Til bevillingsoversigt

Gang economies: a study of submerged currencies in the Øresund region

Reintegration Fellowships


This project will study the submerged economies of Danish gangs which are expanding not only across the nation, but also towards Sweden. I propose to innovate the field of study on organised crime by focusing on the neglected currencies involved in shaping gangs. By currency I do not intend a specific valuta such as the krone or an illegal equivalent, but more broadly, a system of signs that has an affective resonance within a group, and thereby, that part-takes in shaping it. For example it will explore the role that signs (tattoos, tags or logos), events (car races or album releases), and specific atmospheres (rituals of passage or brotherhood chants) might play in the "marketing" of these gangs across cities and regions.


Research from other regions has suggested the benefits of considering gangs as enterprises. Criminologists themselves have begun to shift their focus from answering questions of 'who is part of OC, and how many OC groups are there' to 'what things is OC investing in'. What these studies omit, however, is that economy is not only about rationally allocating investments in a given sector. Economies are also highly communicative organisational practices. This study will draw on a rich repertoire of traditions (economic sociology, aesthetics and cultural studies). This theoretical advancement will be accompanied by an empirical contribution: to make visible the less visible everyday aspects of Danish gangs.

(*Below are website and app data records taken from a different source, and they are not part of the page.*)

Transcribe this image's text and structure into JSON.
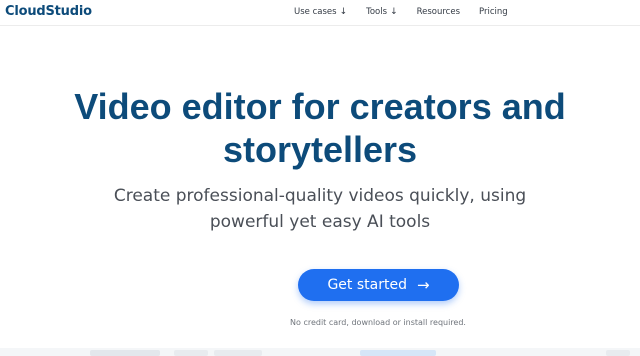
{
  "brand": {
    "name": "CloudStudio"
  },
  "nav": {
    "items": [
      {
        "label": "Use cases",
        "arrow": "↓"
      },
      {
        "label": "Tools",
        "arrow": "↓"
      },
      {
        "label": "Resources",
        "arrow": ""
      },
      {
        "label": "Pricing",
        "arrow": ""
      }
    ]
  },
  "hero": {
    "title_line1": "Video editor for creators and",
    "title_line2": "storytellers",
    "subtitle_line1": "Create professional-quality videos quickly, using",
    "subtitle_line2": "powerful yet easy AI tools",
    "cta_label": "Get started",
    "cta_icon": "arrow-right-icon",
    "cta_arrow": "→",
    "note": "No credit card, download or install required."
  },
  "colors": {
    "brand": "#0d4b7a",
    "accent": "#1f6ff0",
    "text": "#4a4f57"
  }
}
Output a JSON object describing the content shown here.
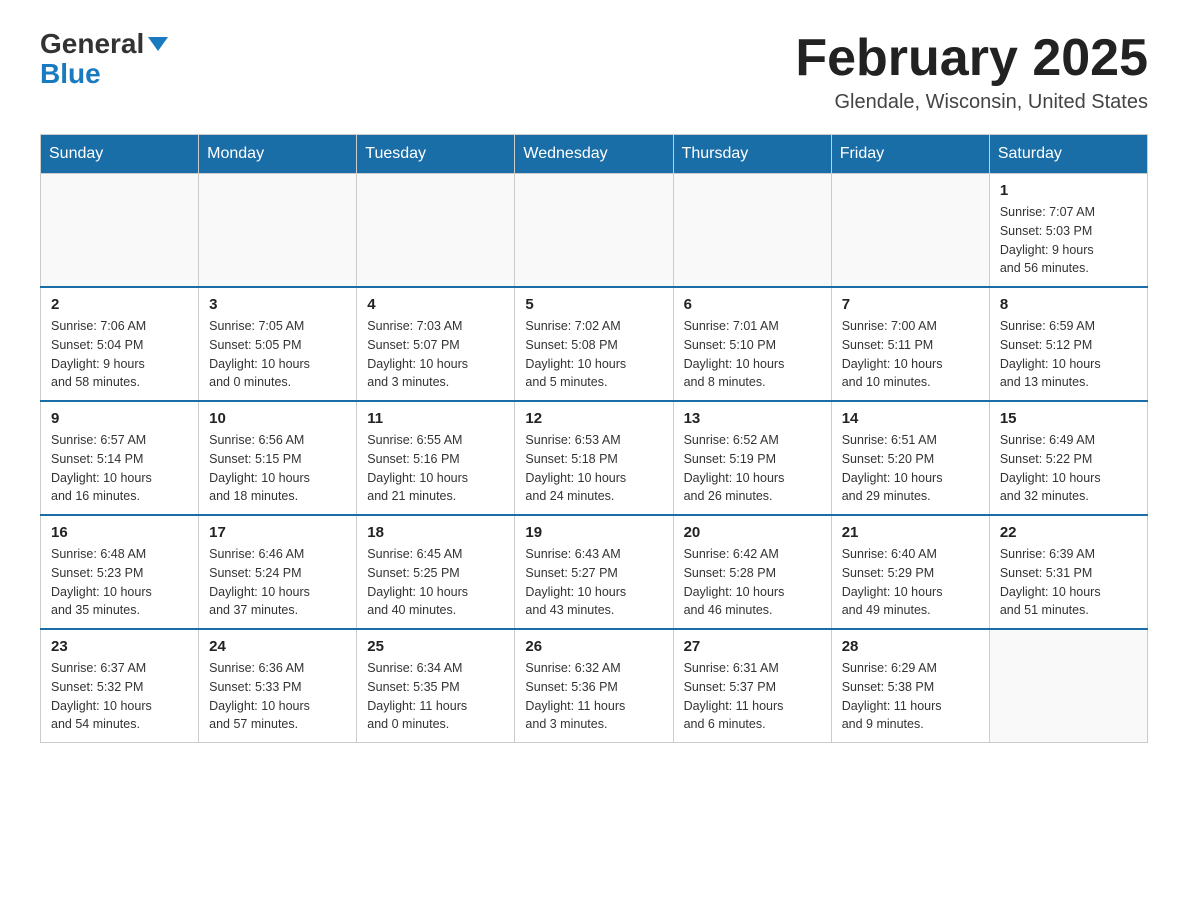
{
  "header": {
    "logo_line1": "General",
    "logo_line2": "Blue",
    "month_title": "February 2025",
    "location": "Glendale, Wisconsin, United States"
  },
  "weekdays": [
    "Sunday",
    "Monday",
    "Tuesday",
    "Wednesday",
    "Thursday",
    "Friday",
    "Saturday"
  ],
  "weeks": [
    [
      {
        "day": "",
        "info": ""
      },
      {
        "day": "",
        "info": ""
      },
      {
        "day": "",
        "info": ""
      },
      {
        "day": "",
        "info": ""
      },
      {
        "day": "",
        "info": ""
      },
      {
        "day": "",
        "info": ""
      },
      {
        "day": "1",
        "info": "Sunrise: 7:07 AM\nSunset: 5:03 PM\nDaylight: 9 hours\nand 56 minutes."
      }
    ],
    [
      {
        "day": "2",
        "info": "Sunrise: 7:06 AM\nSunset: 5:04 PM\nDaylight: 9 hours\nand 58 minutes."
      },
      {
        "day": "3",
        "info": "Sunrise: 7:05 AM\nSunset: 5:05 PM\nDaylight: 10 hours\nand 0 minutes."
      },
      {
        "day": "4",
        "info": "Sunrise: 7:03 AM\nSunset: 5:07 PM\nDaylight: 10 hours\nand 3 minutes."
      },
      {
        "day": "5",
        "info": "Sunrise: 7:02 AM\nSunset: 5:08 PM\nDaylight: 10 hours\nand 5 minutes."
      },
      {
        "day": "6",
        "info": "Sunrise: 7:01 AM\nSunset: 5:10 PM\nDaylight: 10 hours\nand 8 minutes."
      },
      {
        "day": "7",
        "info": "Sunrise: 7:00 AM\nSunset: 5:11 PM\nDaylight: 10 hours\nand 10 minutes."
      },
      {
        "day": "8",
        "info": "Sunrise: 6:59 AM\nSunset: 5:12 PM\nDaylight: 10 hours\nand 13 minutes."
      }
    ],
    [
      {
        "day": "9",
        "info": "Sunrise: 6:57 AM\nSunset: 5:14 PM\nDaylight: 10 hours\nand 16 minutes."
      },
      {
        "day": "10",
        "info": "Sunrise: 6:56 AM\nSunset: 5:15 PM\nDaylight: 10 hours\nand 18 minutes."
      },
      {
        "day": "11",
        "info": "Sunrise: 6:55 AM\nSunset: 5:16 PM\nDaylight: 10 hours\nand 21 minutes."
      },
      {
        "day": "12",
        "info": "Sunrise: 6:53 AM\nSunset: 5:18 PM\nDaylight: 10 hours\nand 24 minutes."
      },
      {
        "day": "13",
        "info": "Sunrise: 6:52 AM\nSunset: 5:19 PM\nDaylight: 10 hours\nand 26 minutes."
      },
      {
        "day": "14",
        "info": "Sunrise: 6:51 AM\nSunset: 5:20 PM\nDaylight: 10 hours\nand 29 minutes."
      },
      {
        "day": "15",
        "info": "Sunrise: 6:49 AM\nSunset: 5:22 PM\nDaylight: 10 hours\nand 32 minutes."
      }
    ],
    [
      {
        "day": "16",
        "info": "Sunrise: 6:48 AM\nSunset: 5:23 PM\nDaylight: 10 hours\nand 35 minutes."
      },
      {
        "day": "17",
        "info": "Sunrise: 6:46 AM\nSunset: 5:24 PM\nDaylight: 10 hours\nand 37 minutes."
      },
      {
        "day": "18",
        "info": "Sunrise: 6:45 AM\nSunset: 5:25 PM\nDaylight: 10 hours\nand 40 minutes."
      },
      {
        "day": "19",
        "info": "Sunrise: 6:43 AM\nSunset: 5:27 PM\nDaylight: 10 hours\nand 43 minutes."
      },
      {
        "day": "20",
        "info": "Sunrise: 6:42 AM\nSunset: 5:28 PM\nDaylight: 10 hours\nand 46 minutes."
      },
      {
        "day": "21",
        "info": "Sunrise: 6:40 AM\nSunset: 5:29 PM\nDaylight: 10 hours\nand 49 minutes."
      },
      {
        "day": "22",
        "info": "Sunrise: 6:39 AM\nSunset: 5:31 PM\nDaylight: 10 hours\nand 51 minutes."
      }
    ],
    [
      {
        "day": "23",
        "info": "Sunrise: 6:37 AM\nSunset: 5:32 PM\nDaylight: 10 hours\nand 54 minutes."
      },
      {
        "day": "24",
        "info": "Sunrise: 6:36 AM\nSunset: 5:33 PM\nDaylight: 10 hours\nand 57 minutes."
      },
      {
        "day": "25",
        "info": "Sunrise: 6:34 AM\nSunset: 5:35 PM\nDaylight: 11 hours\nand 0 minutes."
      },
      {
        "day": "26",
        "info": "Sunrise: 6:32 AM\nSunset: 5:36 PM\nDaylight: 11 hours\nand 3 minutes."
      },
      {
        "day": "27",
        "info": "Sunrise: 6:31 AM\nSunset: 5:37 PM\nDaylight: 11 hours\nand 6 minutes."
      },
      {
        "day": "28",
        "info": "Sunrise: 6:29 AM\nSunset: 5:38 PM\nDaylight: 11 hours\nand 9 minutes."
      },
      {
        "day": "",
        "info": ""
      }
    ]
  ]
}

I will base my research on secondary sources such as newspaper articles and reports from the social services, tax office and police departments of Sweden and Denmark. Based on my initial coding of the secondary data, I will collect from these partners, I will undertake a series of interviews with key informants such as social workers and gang members that are in prison. I will also work closely with the ex-gang members, who can give me further insight into the different forms of organisation and will open up new access points to carry out ethnographic studies with current members.

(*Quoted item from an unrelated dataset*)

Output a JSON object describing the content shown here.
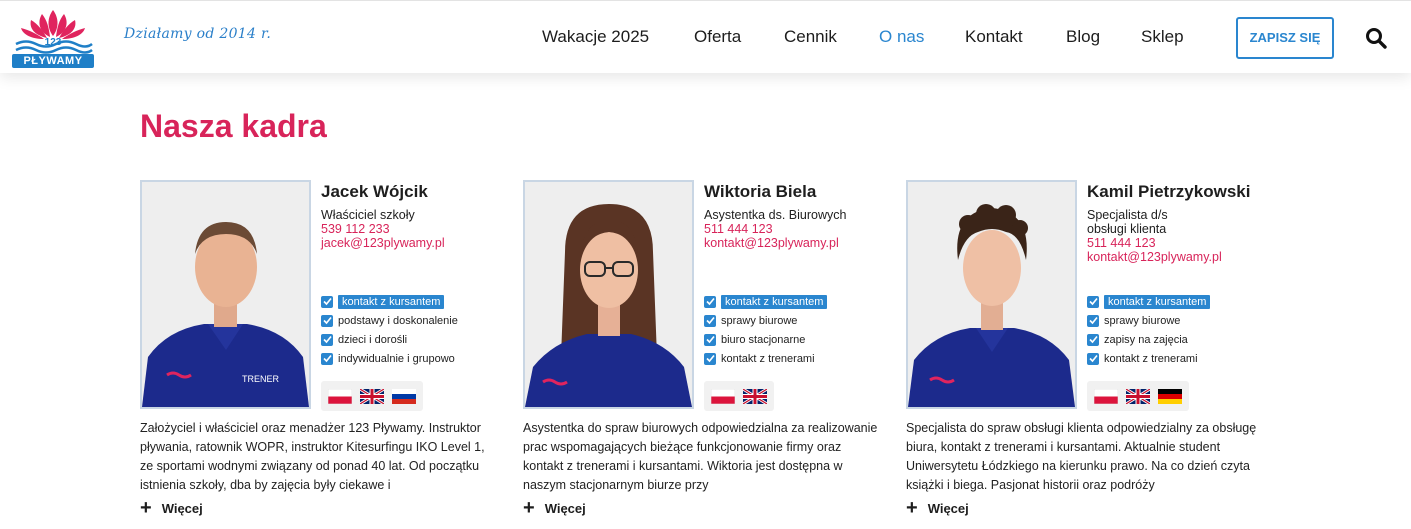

Knowledge on the communicative aspects of gang-formation is not only necessary in order to hinder their success, but also to provide a basis for understanding how black economies thrive in Europe as well as in other parts of the world. Indeed, international OC is a very successful enterprise: The United Nations Office on Drugs and Crime estimate that the total global criminal proceeds sum up 3.6% of the global GDP. Yet little is known on how these economies are formed. This project will contribute to uncovering these aspects, and, importantly, to exploring Scandinavia gangs, which are not receiving enough scientific attention. Due to the recent rise in violence and their radicalisation of these groups, these are matters which require urgent attention, for the present and the future.